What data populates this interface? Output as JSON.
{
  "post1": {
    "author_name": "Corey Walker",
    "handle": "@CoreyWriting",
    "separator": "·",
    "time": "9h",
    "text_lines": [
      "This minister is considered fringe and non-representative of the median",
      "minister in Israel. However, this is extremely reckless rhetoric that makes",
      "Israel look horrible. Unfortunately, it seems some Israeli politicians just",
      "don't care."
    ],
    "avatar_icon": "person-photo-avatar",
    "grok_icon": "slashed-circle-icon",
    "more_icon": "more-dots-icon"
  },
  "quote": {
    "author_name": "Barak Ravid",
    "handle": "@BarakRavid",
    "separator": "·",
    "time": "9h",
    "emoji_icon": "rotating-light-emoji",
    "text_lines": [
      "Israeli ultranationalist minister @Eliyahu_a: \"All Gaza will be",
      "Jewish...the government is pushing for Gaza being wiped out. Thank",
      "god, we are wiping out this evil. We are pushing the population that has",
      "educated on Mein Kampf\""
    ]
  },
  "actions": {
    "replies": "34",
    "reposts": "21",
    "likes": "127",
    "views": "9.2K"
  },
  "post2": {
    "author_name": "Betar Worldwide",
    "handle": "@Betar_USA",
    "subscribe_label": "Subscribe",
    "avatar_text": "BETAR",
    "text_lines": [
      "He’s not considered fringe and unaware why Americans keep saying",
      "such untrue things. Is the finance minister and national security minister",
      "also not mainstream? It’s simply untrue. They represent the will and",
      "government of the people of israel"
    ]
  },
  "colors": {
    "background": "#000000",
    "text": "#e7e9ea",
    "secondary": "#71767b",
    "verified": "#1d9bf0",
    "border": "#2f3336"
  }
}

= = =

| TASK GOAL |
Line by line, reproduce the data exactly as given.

| TASK ANSWER |
What data populates this interface? Output as JSON.
{
  "post1": {
    "author_name": "Corey Walker",
    "handle": "@CoreyWriting",
    "separator": "·",
    "time": "9h",
    "text_lines": [
      "This minister is considered fringe and non-representative of the median",
      "minister in Israel. However, this is extremely reckless rhetoric that makes",
      "Israel look horrible. Unfortunately, it seems some Israeli politicians just",
      "don't care."
    ],
    "avatar_icon": "person-photo-avatar",
    "grok_icon": "slashed-circle-icon",
    "more_icon": "more-dots-icon"
  },
  "quote": {
    "author_name": "Barak Ravid",
    "handle": "@BarakRavid",
    "separator": "·",
    "time": "9h",
    "emoji_icon": "rotating-light-emoji",
    "text_lines": [
      "Israeli ultranationalist minister @Eliyahu_a: \"All Gaza will be",
      "Jewish...the government is pushing for Gaza being wiped out. Thank",
      "god, we are wiping out this evil. We are pushing the population that has",
      "educated on Mein Kampf\""
    ]
  },
  "actions": {
    "replies": "34",
    "reposts": "21",
    "likes": "127",
    "views": "9.2K"
  },
  "post2": {
    "author_name": "Betar Worldwide",
    "handle": "@Betar_USA",
    "subscribe_label": "Subscribe",
    "avatar_text": "BETAR",
    "text_lines": [
      "He’s not considered fringe and unaware why Americans keep saying",
      "such untrue things. Is the finance minister and national security minister",
      "also not mainstream? It’s simply untrue. They represent the will and",
      "government of the people of israel"
    ]
  },
  "colors": {
    "background": "#000000",
    "text": "#e7e9ea",
    "secondary": "#71767b",
    "verified": "#1d9bf0",
    "border": "#2f3336"
  }
}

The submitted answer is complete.